1) Newark Public Schools had documented success that went unrecognized on the Oprah Show. Either Governor Christie was ignorant of this information or he choose not to recognize it. Christie's colleague, Mr. Canada, knew full well of the findings concerning Newark Public Schools but choose not to mention this on the Oprah Show. By the way, 2/3 of Geoffrey Canada's Harlem Children's Zone funding comes from private sources. This effectively and for all practical purposes makes CEO Canada's school a highly resourced private school and not a publicly funded charter school as is popularly discussed in political propaganda and the mass media.

2) Merit pay has been shown via the most rigorous and scientifically valid research to be ineffective and may actually have harmful effects on student learning and teacher performance.

3) Elysian Charter School, where this town meeting took place, is the least ethnically and economically diverse school in the the town in which it resides. They also have a low teacher to student ratio and do not perform as well as the public schools in their city.

4) Stanford University researchers have shown that students in charter schools are not faring as well as students in traditional public schools. Mr. Canada is doing wonderful things--- but you can not use single case success stories to inform broad educational policy reform.

How much longer will politicians insist on ignoring scientifically based research from the top universities in this country about what REALLY works in terms of school reform? How long will the media and talk shows do the same? I think politicians depend on a largely uninformed general public. Hopefully, this information will shed some light on the issues.

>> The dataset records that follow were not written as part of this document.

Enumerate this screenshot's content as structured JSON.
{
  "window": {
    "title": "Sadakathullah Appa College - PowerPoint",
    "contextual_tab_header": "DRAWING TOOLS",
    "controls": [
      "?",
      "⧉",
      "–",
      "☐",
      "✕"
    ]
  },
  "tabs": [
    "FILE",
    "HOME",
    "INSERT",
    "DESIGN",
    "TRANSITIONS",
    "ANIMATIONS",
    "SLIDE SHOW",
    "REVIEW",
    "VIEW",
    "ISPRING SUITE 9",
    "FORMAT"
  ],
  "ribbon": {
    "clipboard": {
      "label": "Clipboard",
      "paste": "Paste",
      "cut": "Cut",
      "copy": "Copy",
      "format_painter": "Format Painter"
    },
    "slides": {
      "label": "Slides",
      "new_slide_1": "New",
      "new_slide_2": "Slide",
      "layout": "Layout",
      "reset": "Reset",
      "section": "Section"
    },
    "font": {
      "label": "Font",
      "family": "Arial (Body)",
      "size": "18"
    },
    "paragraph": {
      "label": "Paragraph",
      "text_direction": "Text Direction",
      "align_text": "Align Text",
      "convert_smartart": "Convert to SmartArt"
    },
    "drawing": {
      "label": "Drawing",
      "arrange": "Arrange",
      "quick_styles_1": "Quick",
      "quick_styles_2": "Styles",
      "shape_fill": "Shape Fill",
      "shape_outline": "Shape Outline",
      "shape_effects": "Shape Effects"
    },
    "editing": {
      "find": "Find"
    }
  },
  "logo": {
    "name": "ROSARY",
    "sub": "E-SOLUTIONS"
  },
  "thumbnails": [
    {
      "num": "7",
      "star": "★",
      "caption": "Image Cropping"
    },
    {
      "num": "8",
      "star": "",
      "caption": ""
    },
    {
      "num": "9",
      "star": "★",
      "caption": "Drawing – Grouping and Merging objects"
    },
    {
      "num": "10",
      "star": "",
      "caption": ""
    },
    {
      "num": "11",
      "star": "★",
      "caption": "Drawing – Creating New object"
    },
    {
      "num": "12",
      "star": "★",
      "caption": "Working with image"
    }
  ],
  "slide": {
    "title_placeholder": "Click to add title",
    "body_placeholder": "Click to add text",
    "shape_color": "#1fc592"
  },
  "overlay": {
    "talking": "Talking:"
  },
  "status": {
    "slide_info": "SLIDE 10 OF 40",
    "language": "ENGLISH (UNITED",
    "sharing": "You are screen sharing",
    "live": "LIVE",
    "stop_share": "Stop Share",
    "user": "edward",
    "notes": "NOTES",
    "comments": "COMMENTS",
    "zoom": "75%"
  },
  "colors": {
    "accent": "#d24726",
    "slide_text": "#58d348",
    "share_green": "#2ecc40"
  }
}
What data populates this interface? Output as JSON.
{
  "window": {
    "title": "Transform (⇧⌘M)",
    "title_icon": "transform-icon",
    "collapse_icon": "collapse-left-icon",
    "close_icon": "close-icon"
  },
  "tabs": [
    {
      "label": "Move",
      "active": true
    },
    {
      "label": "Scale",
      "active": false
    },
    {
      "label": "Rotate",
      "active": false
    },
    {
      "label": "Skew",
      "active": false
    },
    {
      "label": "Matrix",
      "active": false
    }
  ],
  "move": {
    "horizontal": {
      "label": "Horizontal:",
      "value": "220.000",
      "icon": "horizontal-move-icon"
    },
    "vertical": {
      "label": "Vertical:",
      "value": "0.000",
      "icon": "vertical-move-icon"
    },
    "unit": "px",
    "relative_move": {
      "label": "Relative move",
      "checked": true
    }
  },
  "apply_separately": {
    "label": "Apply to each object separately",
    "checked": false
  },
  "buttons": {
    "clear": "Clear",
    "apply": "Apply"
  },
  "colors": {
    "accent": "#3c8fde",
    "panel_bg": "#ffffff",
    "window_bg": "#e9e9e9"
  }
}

Picture: Gov. Chris Christie, right, listens to Geoffrey Canada, Founder and CEO of Harlem Children's Zone, during a conversation on Christie's education reform agenda at Elysian Charter School in Hoboken Thursday, Sept. 30, 2010. Doug Bauman/The Jersey Journal